The first order of business is trying to convince this person that we don’t do strange, cultish things. For example, I could say I have never seen anyone from our hospitality team offer someone at a chapter meeting any pastry or mocktail under the pretext that they are consuming the body and blood of Richard Dawkins. “That’s cool,” he or she might say in response, “but I have a 7-year-old at home and I’m concerned that this child not be exposed to people or ideas that could lead to immorality, or even worse, the possibility of a lower SAT score.”

In this scenario, I might quickly mull over the record of many Catholic priests sexually exploiting young children over the centuries and figure I’ll hit this one out of the park. But actually, this is the wrong approach.

Contrary to the fictitious exchange above, when confronted with these situations in real time, I strongly recommend not engaging your interlocutor from a place of cynicism or self-righteousness. Rather, try to be as positive and transparent as possible about our humanist values. If anything, I would suggest that we are the anti-cult and have very little (usually zero) tolerance for unethical or improper conduct. No need to make invidious comparisons with other organizations, notwithstanding what your private thoughts may be.

Remember, take a deep breath and keep it simple. Welcome inquiries regarding the organization and try to respond to any legitimate concern in a respectful manner. Be forthcoming and honest about our humanist values to the best of your knowledge. There is always help if you need it, as we will see below.

I suggest  providing our interlocutor with a short description of what humanism actually stands for. In other words—drum roll—it’s time for a Humanists of Minnesota  “elevator speech.” Many readers of this column are, no doubt, familiar with this litany. In our universe, science-based facts and critical thinking always trump supernatural beliefs and “fake news.” We are big on ethics and believe the planet Earth should be preserved for all of us and not, for example, the benefit of Chevron, ExxonMobil, and Halliburton.

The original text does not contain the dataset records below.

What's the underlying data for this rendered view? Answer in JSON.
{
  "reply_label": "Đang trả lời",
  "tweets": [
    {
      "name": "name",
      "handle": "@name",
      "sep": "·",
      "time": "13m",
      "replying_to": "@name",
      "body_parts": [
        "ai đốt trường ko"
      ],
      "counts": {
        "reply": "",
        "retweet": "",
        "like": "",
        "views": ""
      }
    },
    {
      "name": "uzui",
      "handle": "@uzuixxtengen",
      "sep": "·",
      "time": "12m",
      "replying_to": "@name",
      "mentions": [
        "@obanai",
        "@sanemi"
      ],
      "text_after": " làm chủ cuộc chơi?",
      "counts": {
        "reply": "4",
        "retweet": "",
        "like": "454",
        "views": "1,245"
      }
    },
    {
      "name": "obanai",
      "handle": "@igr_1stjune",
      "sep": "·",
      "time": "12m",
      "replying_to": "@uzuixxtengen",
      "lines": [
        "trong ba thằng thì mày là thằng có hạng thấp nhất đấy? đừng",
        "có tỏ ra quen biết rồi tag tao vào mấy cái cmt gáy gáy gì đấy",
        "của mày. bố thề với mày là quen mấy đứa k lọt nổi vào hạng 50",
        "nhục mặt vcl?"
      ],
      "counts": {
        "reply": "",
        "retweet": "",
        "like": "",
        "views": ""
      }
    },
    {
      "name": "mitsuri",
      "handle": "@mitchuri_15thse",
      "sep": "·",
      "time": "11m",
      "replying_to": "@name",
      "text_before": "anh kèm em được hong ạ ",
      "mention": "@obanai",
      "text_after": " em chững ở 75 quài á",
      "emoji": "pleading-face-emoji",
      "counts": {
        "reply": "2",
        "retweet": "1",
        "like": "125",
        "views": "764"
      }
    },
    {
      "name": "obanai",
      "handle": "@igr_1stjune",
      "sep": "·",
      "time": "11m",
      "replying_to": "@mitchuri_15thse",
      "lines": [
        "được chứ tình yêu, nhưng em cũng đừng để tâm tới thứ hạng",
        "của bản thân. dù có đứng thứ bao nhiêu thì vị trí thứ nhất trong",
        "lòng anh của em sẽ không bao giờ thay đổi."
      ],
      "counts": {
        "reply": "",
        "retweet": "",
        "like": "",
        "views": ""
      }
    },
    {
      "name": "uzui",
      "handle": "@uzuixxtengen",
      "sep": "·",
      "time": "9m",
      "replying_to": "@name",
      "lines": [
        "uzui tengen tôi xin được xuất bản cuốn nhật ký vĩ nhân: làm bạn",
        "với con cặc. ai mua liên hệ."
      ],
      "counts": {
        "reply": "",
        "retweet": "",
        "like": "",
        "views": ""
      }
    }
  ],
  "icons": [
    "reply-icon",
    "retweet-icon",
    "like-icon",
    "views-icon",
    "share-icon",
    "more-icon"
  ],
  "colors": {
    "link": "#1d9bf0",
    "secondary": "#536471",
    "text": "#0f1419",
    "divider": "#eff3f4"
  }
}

Obviously, there are variations on this theme you could share at this point. Get them from our website or the literature we routinely make available. Create a variation of your own elevator speech that you feel comfortable delivering. My own mantra lately is that humanists are “secular, ethical, and progressive” in the way we view the world. This works as my personal framework of general principles from which to advocate specific values, for example separation of church and state, respecting the dignity of all people, striving for social justice, and cultivating lives that matter using reason and science.

I would also advise against getting into the philosophical (or theological) “weeds” with someone to convince them of humanism’s benefits. Even if you are correct, avoid the appearance of being argumentative. This can be counterproductive to your goal which, in my opinion, is simply to spark an interest or accelerate the curiosity of the other person. It also doesn’t hurt advising people (perhaps contrary to our image) that we are essentially just folks who like to have fun doing things together—especially activities that advance the causes that are important to us.

There you have it my shy humanist friends. It’s not particularly hard and you don’t need to venture far out of your comfort zone. Always strive to be clear, concise, and forthright. The organization has ample resources for people to learn more details regarding what humanism is about. You don’t have to be an expert. Refer people to these resources. You can also invite them to explore our Meetup site, which lists numerous events on a monthly basis. We occasionally even offer a course on the “Tenets of Humanism” which presents in more detail many of the themes discussed here. Ask folks to drop in. Don’t be shy.

 Harlan Garbell is vice president of Humanists of Minnesota.